[[ Provided information, beginning ]]
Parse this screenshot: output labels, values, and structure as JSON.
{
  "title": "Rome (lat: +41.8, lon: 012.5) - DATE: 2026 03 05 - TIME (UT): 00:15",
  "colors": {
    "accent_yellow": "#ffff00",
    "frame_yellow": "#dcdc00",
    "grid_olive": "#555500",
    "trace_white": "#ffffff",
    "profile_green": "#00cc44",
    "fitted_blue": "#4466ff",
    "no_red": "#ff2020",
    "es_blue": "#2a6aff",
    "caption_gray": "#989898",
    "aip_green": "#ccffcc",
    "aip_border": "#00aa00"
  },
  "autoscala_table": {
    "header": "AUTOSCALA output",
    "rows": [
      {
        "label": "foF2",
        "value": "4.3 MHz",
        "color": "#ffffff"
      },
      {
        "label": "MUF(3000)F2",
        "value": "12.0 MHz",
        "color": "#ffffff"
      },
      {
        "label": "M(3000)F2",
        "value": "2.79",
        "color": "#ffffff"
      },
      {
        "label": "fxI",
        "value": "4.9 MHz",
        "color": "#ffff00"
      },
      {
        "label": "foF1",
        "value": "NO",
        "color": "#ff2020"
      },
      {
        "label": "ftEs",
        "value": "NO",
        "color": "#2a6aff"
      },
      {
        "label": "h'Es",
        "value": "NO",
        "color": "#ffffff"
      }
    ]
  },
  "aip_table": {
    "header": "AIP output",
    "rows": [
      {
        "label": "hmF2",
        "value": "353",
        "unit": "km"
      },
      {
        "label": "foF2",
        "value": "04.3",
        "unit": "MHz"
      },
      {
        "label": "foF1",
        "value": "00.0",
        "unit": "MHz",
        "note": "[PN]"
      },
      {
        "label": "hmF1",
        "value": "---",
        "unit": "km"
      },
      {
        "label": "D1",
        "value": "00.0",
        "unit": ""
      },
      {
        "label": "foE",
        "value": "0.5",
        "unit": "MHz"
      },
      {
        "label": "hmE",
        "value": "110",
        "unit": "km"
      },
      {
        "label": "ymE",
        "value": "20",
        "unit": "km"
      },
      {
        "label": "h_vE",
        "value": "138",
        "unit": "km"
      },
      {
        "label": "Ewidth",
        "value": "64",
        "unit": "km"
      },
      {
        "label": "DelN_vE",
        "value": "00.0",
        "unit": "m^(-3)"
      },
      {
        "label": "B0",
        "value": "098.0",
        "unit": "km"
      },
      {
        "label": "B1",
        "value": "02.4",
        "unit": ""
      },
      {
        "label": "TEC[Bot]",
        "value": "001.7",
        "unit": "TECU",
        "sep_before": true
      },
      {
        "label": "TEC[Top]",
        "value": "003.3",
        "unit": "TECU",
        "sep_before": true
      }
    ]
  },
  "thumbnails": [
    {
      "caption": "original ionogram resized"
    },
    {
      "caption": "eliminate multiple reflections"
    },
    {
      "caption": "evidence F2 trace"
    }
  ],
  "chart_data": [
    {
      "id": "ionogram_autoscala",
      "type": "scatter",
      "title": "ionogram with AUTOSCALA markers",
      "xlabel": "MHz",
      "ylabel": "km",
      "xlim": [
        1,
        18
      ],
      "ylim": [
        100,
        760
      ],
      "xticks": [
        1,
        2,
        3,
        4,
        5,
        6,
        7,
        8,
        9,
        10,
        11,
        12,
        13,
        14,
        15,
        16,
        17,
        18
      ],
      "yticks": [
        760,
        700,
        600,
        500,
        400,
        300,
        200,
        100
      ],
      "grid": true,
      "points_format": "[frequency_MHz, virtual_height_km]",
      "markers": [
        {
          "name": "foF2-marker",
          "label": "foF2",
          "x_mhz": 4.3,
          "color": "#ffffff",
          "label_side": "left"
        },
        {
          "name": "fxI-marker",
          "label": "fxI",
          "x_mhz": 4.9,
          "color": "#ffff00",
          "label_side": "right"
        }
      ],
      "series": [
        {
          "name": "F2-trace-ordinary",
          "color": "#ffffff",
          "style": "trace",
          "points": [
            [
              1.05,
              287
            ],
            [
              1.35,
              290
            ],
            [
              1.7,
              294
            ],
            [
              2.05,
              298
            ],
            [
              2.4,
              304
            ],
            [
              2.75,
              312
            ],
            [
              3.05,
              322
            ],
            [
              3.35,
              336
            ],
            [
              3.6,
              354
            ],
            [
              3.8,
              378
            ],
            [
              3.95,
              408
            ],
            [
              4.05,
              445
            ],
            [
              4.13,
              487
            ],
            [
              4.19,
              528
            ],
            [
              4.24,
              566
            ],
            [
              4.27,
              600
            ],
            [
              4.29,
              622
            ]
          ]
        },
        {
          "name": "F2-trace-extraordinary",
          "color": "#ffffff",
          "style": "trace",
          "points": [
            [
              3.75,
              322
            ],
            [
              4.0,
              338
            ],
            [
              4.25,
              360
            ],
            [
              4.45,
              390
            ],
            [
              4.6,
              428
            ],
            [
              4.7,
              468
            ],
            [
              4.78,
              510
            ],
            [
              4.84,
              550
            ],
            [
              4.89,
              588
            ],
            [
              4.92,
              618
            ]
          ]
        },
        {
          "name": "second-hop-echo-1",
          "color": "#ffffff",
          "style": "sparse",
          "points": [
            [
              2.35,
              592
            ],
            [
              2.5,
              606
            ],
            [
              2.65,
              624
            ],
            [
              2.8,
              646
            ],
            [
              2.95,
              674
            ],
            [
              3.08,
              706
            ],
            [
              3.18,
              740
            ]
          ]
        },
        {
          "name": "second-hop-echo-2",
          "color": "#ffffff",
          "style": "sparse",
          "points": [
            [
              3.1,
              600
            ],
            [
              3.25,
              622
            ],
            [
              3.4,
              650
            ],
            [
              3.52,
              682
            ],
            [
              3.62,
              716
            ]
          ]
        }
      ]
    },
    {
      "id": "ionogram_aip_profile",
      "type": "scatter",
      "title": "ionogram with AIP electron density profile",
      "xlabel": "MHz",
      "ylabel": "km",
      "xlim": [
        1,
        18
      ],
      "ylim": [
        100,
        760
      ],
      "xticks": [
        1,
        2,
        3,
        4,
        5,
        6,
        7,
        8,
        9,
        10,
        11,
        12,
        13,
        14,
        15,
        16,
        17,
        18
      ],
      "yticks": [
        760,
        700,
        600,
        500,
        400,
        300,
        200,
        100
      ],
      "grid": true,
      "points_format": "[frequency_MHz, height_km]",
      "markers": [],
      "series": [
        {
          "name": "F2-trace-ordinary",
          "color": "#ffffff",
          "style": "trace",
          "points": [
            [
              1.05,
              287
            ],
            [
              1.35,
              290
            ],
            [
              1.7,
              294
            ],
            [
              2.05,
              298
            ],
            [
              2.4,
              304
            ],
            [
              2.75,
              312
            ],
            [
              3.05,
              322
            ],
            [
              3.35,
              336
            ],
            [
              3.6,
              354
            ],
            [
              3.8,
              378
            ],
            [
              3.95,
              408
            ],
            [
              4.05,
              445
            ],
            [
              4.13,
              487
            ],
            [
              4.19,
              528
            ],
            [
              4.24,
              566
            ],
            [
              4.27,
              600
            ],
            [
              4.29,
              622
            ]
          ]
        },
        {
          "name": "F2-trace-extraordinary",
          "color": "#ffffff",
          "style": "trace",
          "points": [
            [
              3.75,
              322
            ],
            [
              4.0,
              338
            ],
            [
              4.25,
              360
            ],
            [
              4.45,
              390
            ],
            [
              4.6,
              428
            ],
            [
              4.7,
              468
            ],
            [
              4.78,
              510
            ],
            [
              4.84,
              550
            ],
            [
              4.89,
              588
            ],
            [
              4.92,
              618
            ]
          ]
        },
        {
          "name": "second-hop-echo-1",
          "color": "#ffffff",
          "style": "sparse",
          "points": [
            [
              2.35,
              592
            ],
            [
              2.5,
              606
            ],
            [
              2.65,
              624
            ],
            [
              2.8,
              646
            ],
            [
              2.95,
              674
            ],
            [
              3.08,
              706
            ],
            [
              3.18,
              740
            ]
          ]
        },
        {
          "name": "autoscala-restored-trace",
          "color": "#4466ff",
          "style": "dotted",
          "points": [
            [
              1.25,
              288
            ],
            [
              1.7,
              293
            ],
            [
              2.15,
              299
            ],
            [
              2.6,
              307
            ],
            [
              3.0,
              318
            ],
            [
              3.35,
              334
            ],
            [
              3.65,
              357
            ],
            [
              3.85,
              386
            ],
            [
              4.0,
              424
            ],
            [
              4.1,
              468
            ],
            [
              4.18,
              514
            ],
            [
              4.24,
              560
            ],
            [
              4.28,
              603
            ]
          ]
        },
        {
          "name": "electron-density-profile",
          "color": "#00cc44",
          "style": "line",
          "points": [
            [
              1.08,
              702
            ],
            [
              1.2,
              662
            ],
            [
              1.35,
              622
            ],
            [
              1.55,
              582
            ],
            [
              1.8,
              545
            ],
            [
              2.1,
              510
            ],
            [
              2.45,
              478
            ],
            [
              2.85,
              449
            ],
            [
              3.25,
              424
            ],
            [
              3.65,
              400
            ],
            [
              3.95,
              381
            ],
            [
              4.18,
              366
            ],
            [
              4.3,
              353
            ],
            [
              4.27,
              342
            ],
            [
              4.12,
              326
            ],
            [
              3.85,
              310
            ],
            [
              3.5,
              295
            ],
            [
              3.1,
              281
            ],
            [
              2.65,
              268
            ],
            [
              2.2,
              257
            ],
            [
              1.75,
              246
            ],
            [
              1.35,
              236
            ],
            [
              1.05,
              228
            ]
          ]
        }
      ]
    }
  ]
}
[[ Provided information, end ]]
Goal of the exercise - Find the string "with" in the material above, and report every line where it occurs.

Answer to the exercise -
      "title": "ionogram with AUTOSCALA markers",
      "title": "ionogram with AIP electron density profile",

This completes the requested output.